■ WORK INSTRUCTIONS ■
Go through the data underneath and copy every line exactly.

■ App and web page records ■
▬▬▬

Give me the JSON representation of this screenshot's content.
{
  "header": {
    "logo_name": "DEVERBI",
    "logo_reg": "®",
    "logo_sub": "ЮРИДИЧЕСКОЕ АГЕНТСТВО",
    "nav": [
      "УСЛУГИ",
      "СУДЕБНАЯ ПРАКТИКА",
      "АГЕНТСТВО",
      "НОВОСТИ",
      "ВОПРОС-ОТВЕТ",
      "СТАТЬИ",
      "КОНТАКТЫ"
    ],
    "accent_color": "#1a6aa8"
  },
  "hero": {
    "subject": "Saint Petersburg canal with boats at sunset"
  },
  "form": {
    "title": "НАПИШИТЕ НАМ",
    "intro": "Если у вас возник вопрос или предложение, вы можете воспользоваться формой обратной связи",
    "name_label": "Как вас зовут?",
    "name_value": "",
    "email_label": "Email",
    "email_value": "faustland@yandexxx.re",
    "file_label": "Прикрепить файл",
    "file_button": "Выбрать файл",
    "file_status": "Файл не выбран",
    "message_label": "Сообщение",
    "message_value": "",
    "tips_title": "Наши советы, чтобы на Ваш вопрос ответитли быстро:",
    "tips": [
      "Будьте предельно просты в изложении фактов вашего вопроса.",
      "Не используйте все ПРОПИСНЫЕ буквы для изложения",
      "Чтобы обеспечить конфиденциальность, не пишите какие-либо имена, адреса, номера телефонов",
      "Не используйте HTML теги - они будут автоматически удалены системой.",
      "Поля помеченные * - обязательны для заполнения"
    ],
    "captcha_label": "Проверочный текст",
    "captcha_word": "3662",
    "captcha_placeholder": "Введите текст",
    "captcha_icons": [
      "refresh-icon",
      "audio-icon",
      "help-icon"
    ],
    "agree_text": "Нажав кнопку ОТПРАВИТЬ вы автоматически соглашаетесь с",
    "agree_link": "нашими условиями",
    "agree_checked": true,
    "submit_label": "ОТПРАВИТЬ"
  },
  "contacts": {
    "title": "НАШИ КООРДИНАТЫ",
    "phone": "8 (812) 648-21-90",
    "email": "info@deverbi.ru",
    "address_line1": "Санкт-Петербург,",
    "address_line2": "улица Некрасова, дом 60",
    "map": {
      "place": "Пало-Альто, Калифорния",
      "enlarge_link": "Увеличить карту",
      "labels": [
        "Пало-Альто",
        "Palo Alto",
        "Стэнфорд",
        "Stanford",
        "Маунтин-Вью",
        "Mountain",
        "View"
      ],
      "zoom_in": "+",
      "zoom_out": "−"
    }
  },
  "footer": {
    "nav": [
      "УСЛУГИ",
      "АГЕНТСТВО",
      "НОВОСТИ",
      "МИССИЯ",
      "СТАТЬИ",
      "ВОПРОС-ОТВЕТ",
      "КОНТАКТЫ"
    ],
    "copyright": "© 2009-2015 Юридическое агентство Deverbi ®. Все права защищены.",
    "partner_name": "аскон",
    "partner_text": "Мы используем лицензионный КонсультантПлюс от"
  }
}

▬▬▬

■ SOLUTION ■
Give me the JSON representation of this screenshot's content.
{
  "header": {
    "logo_name": "DEVERBI",
    "logo_reg": "®",
    "logo_sub": "ЮРИДИЧЕСКОЕ АГЕНТСТВО",
    "nav": [
      "УСЛУГИ",
      "СУДЕБНАЯ ПРАКТИКА",
      "АГЕНТСТВО",
      "НОВОСТИ",
      "ВОПРОС-ОТВЕТ",
      "СТАТЬИ",
      "КОНТАКТЫ"
    ],
    "accent_color": "#1a6aa8"
  },
  "hero": {
    "subject": "Saint Petersburg canal with boats at sunset"
  },
  "form": {
    "title": "НАПИШИТЕ НАМ",
    "intro": "Если у вас возник вопрос или предложение, вы можете воспользоваться формой обратной связи",
    "name_label": "Как вас зовут?",
    "name_value": "",
    "email_label": "Email",
    "email_value": "faustland@yandexxx.re",
    "file_label": "Прикрепить файл",
    "file_button": "Выбрать файл",
    "file_status": "Файл не выбран",
    "message_label": "Сообщение",
    "message_value": "",
    "tips_title": "Наши советы, чтобы на Ваш вопрос ответитли быстро:",
    "tips": [
      "Будьте предельно просты в изложении фактов вашего вопроса.",
      "Не используйте все ПРОПИСНЫЕ буквы для изложения",
      "Чтобы обеспечить конфиденциальность, не пишите какие-либо имена, адреса, номера телефонов",
      "Не используйте HTML теги - они будут автоматически удалены системой.",
      "Поля помеченные * - обязательны для заполнения"
    ],
    "captcha_label": "Проверочный текст",
    "captcha_word": "3662",
    "captcha_placeholder": "Введите текст",
    "captcha_icons": [
      "refresh-icon",
      "audio-icon",
      "help-icon"
    ],
    "agree_text": "Нажав кнопку ОТПРАВИТЬ вы автоматически соглашаетесь с",
    "agree_link": "нашими условиями",
    "agree_checked": true,
    "submit_label": "ОТПРАВИТЬ"
  },
  "contacts": {
    "title": "НАШИ КООРДИНАТЫ",
    "phone": "8 (812) 648-21-90",
    "email": "info@deverbi.ru",
    "address_line1": "Санкт-Петербург,",
    "address_line2": "улица Некрасова, дом 60",
    "map": {
      "place": "Пало-Альто, Калифорния",
      "enlarge_link": "Увеличить карту",
      "labels": [
        "Пало-Альто",
        "Palo Alto",
        "Стэнфорд",
        "Stanford",
        "Маунтин-Вью",
        "Mountain",
        "View"
      ],
      "zoom_in": "+",
      "zoom_out": "−"
    }
  },
  "footer": {
    "nav": [
      "УСЛУГИ",
      "АГЕНТСТВО",
      "НОВОСТИ",
      "МИССИЯ",
      "СТАТЬИ",
      "ВОПРОС-ОТВЕТ",
      "КОНТАКТЫ"
    ],
    "copyright": "© 2009-2015 Юридическое агентство Deverbi ®. Все права защищены.",
    "partner_name": "аскон",
    "partner_text": "Мы используем лицензионный КонсультантПлюс от"
  }
}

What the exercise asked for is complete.